I would like to thank you for visiting my blog, Beyond Orthodox Conversion to Judaism.

The conversion process can be a lengthy and daunting one to say the least and I want you to know that I am here to help you through it.

I have been teaching newcomers to Judaism for over a decade and over the last few years I have seen that conversion candidates really lack the support and knowledge they need to navigate the conversion process and successfully integrate into the Orthodox Jewish community.

I created my mentorship program in order to help make this whole experience as smooth and as painless as possible! (Can't do much about the growing pains, though ;)

Feel free to get to know me a little through the posts on my blog and visit the mentorship and syllabus page if you are interested in possible joining us.

I sincerely wish you all the best in your search for truth and spiritual growth.

Looking forward to meeting you,
Chaim Coffman

My Rebbe, Rav Moshe Sternbuch

In case you were wondering why I have all of these articles written by Rav Moshe Sternbuch, he is my Rebbe, and one of the gedolei hador (greatest Rabbis of our generation).

Rav Sternbuch fully endorses me and supports my mentorship program.

He is the address for all of my halachic or hashkafic (practical and philosophical) questions that I or my students may have.

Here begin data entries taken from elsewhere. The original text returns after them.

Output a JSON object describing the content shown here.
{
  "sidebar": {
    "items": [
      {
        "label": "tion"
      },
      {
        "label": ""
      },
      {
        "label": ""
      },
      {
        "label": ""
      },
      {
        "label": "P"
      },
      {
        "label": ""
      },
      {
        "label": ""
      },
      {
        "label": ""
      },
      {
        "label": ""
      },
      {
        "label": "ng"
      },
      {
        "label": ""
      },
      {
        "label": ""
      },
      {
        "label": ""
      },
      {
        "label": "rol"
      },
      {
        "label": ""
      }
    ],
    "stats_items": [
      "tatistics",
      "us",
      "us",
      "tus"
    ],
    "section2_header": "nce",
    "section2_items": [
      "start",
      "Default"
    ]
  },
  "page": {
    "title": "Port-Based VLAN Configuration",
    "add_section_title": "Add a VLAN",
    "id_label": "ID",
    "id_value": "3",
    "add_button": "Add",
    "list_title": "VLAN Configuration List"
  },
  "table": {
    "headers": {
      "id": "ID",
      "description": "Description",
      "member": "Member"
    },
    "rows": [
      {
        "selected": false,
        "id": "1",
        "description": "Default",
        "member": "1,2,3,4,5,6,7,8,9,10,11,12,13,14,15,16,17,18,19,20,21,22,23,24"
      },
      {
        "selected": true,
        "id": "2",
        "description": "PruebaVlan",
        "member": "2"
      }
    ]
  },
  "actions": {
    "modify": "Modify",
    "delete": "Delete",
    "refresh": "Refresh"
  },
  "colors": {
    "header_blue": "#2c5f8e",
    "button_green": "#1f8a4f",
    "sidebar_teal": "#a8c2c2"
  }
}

The articles are based on his weekly talks on the Torah portion that the Rav gives in Jerusalem in his kollel. As a member of the kollel I get first dibbs on the photocopies and I type them up for my blog so you can all benefit from the Rav's erudition and insight.
Thursday, August 7, 2014

Ethics of our Fathers: Chapter 3 Misna 19: If G-d knows what we will do, what happened to free will?

"Everything is foreseen (by G-d), yet freewill is granted (to man); the world is ruled with Divine goodness, yet all is according to the amount of man's work"

The first part of the Mishna explains that G-d foresees everything we do. If this is true, how do we reconcile the next statement that we have freewill? After all, if G-d knows what we are going to do, how am I really free to do what I want?

The commentaries explains that we have the ability to do either good or bad. We have free choice to go in either one direction or the other. This does not contradict the fact that G-d knows what we are going to do. We still have to go out and do it!

The reason that G-d set up the world like this is so that we will get more reward for the positive actions that we do. If we were created only do His will, we would be robots. This is not what G-d wants! He put us in this world with different character traits, drives and urges to help us reach our potential.

These actions can also cause G-d's ire when we have not done what He wants us to do! Although the first man ate from the tree of knowledge, he made our challenges that much more difficult.

His intention was to bring the evil, so-to-speak inside of us so that we would have to constantly fight against our evil inclination. That way, when we were presented with different options of what do do in a particular situation, if we chose the right way, we would get even more merit for our good actions but at the same time suffer the consequences when we did the wrong thing.

The only problem with this, though is that the Talmud tells us that G-d calls him an apikorus (heretic). The reason being is that even though Adam may have been right in his thinking, nonetheless, it was not the way G-d established the world to be run!

This leads to the last part of the Mishna about G-d's judgement. G-d has tremendous compassion when looking at what man does. In reality, we have no one to blame but ourselves for what happens to us because ultimately we are responsible for our actions.

The only question is when we do something that G-d doesn't want us to do, how does He view it? He takes into account what the action was, why we did it and where we were holding at the time. He therefore judges us at the present time, not for what great things we may do in the future, thereby making the judgement harsher.

This is a tremendous act of chesed G-d does for us. Even though He may put us in precarious situations to see how we will react, nonetheless, He doesn't put us in a situation we can't handle! We are judged by what we do, not by what our future holds!